● TASK STATEMENT
Could each record be restated word for word?

================================

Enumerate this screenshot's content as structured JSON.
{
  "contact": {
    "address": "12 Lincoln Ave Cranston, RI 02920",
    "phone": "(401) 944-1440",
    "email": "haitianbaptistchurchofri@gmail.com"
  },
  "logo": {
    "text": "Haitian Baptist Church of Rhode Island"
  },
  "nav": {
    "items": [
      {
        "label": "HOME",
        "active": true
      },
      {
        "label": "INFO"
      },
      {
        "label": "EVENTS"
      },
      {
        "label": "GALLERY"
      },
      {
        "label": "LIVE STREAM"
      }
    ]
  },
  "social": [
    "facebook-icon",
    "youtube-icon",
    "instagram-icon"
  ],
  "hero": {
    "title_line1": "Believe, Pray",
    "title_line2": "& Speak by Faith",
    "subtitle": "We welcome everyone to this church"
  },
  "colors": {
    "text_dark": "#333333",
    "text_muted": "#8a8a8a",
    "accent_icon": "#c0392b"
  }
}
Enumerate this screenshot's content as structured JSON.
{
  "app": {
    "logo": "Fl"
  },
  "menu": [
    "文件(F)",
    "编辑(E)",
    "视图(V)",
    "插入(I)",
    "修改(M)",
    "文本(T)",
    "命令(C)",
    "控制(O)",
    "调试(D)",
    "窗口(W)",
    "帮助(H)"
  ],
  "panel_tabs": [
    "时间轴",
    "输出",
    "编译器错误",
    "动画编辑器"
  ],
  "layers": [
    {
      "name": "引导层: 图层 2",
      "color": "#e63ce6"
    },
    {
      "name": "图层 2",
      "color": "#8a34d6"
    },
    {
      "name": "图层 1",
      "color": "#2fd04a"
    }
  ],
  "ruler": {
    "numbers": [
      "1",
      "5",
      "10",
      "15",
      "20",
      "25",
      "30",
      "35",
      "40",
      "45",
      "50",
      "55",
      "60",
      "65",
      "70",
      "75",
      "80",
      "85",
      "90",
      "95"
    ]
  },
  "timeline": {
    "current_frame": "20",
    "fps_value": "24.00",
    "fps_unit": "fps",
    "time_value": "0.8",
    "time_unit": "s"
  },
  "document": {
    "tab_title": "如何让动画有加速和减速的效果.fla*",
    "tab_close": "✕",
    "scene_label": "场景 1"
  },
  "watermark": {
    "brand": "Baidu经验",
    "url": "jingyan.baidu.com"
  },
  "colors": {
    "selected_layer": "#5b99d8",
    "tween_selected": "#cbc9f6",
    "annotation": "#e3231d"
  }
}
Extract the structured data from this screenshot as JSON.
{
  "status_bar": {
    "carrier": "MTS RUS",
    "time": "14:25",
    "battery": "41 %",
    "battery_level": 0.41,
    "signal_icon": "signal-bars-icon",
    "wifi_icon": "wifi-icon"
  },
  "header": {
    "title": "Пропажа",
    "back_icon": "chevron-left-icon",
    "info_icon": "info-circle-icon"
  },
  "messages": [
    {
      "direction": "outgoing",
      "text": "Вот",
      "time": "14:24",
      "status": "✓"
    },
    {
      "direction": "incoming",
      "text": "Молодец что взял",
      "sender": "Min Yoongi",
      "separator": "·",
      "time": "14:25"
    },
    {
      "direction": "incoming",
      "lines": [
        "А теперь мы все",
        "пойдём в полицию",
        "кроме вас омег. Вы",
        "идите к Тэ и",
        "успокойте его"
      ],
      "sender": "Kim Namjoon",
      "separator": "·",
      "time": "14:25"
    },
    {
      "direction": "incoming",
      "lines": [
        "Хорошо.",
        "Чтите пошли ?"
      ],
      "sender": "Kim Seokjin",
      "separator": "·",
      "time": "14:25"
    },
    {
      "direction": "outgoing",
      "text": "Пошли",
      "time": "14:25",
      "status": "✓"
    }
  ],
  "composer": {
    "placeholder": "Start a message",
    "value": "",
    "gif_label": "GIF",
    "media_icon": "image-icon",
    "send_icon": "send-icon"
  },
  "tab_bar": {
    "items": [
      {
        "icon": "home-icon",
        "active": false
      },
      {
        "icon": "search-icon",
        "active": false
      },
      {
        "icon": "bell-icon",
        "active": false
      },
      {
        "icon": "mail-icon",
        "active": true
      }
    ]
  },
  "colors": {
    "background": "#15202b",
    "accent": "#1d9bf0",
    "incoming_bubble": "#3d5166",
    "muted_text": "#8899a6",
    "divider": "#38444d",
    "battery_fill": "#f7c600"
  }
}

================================

● ANSWER AREA
Enumerate this screenshot's content as structured JSON.
{
  "contact": {
    "address": "12 Lincoln Ave Cranston, RI 02920",
    "phone": "(401) 944-1440",
    "email": "haitianbaptistchurchofri@gmail.com"
  },
  "logo": {
    "text": "Haitian Baptist Church of Rhode Island"
  },
  "nav": {
    "items": [
      {
        "label": "HOME",
        "active": true
      },
      {
        "label": "INFO"
      },
      {
        "label": "EVENTS"
      },
      {
        "label": "GALLERY"
      },
      {
        "label": "LIVE STREAM"
      }
    ]
  },
  "social": [
    "facebook-icon",
    "youtube-icon",
    "instagram-icon"
  ],
  "hero": {
    "title_line1": "Believe, Pray",
    "title_line2": "& Speak by Faith",
    "subtitle": "We welcome everyone to this church"
  },
  "colors": {
    "text_dark": "#333333",
    "text_muted": "#8a8a8a",
    "accent_icon": "#c0392b"
  }
}
Enumerate this screenshot's content as structured JSON.
{
  "app": {
    "logo": "Fl"
  },
  "menu": [
    "文件(F)",
    "编辑(E)",
    "视图(V)",
    "插入(I)",
    "修改(M)",
    "文本(T)",
    "命令(C)",
    "控制(O)",
    "调试(D)",
    "窗口(W)",
    "帮助(H)"
  ],
  "panel_tabs": [
    "时间轴",
    "输出",
    "编译器错误",
    "动画编辑器"
  ],
  "layers": [
    {
      "name": "引导层: 图层 2",
      "color": "#e63ce6"
    },
    {
      "name": "图层 2",
      "color": "#8a34d6"
    },
    {
      "name": "图层 1",
      "color": "#2fd04a"
    }
  ],
  "ruler": {
    "numbers": [
      "1",
      "5",
      "10",
      "15",
      "20",
      "25",
      "30",
      "35",
      "40",
      "45",
      "50",
      "55",
      "60",
      "65",
      "70",
      "75",
      "80",
      "85",
      "90",
      "95"
    ]
  },
  "timeline": {
    "current_frame": "20",
    "fps_value": "24.00",
    "fps_unit": "fps",
    "time_value": "0.8",
    "time_unit": "s"
  },
  "document": {
    "tab_title": "如何让动画有加速和减速的效果.fla*",
    "tab_close": "✕",
    "scene_label": "场景 1"
  },
  "watermark": {
    "brand": "Baidu经验",
    "url": "jingyan.baidu.com"
  },
  "colors": {
    "selected_layer": "#5b99d8",
    "tween_selected": "#cbc9f6",
    "annotation": "#e3231d"
  }
}
Extract the structured data from this screenshot as JSON.
{
  "status_bar": {
    "carrier": "MTS RUS",
    "time": "14:25",
    "battery": "41 %",
    "battery_level": 0.41,
    "signal_icon": "signal-bars-icon",
    "wifi_icon": "wifi-icon"
  },
  "header": {
    "title": "Пропажа",
    "back_icon": "chevron-left-icon",
    "info_icon": "info-circle-icon"
  },
  "messages": [
    {
      "direction": "outgoing",
      "text": "Вот",
      "time": "14:24",
      "status": "✓"
    },
    {
      "direction": "incoming",
      "text": "Молодец что взял",
      "sender": "Min Yoongi",
      "separator": "·",
      "time": "14:25"
    },
    {
      "direction": "incoming",
      "lines": [
        "А теперь мы все",
        "пойдём в полицию",
        "кроме вас омег. Вы",
        "идите к Тэ и",
        "успокойте его"
      ],
      "sender": "Kim Namjoon",
      "separator": "·",
      "time": "14:25"
    },
    {
      "direction": "incoming",
      "lines": [
        "Хорошо.",
        "Чтите пошли ?"
      ],
      "sender": "Kim Seokjin",
      "separator": "·",
      "time": "14:25"
    },
    {
      "direction": "outgoing",
      "text": "Пошли",
      "time": "14:25",
      "status": "✓"
    }
  ],
  "composer": {
    "placeholder": "Start a message",
    "value": "",
    "gif_label": "GIF",
    "media_icon": "image-icon",
    "send_icon": "send-icon"
  },
  "tab_bar": {
    "items": [
      {
        "icon": "home-icon",
        "active": false
      },
      {
        "icon": "search-icon",
        "active": false
      },
      {
        "icon": "bell-icon",
        "active": false
      },
      {
        "icon": "mail-icon",
        "active": true
      }
    ]
  },
  "colors": {
    "background": "#15202b",
    "accent": "#1d9bf0",
    "incoming_bubble": "#3d5166",
    "muted_text": "#8899a6",
    "divider": "#38444d",
    "battery_fill": "#f7c600"
  }
}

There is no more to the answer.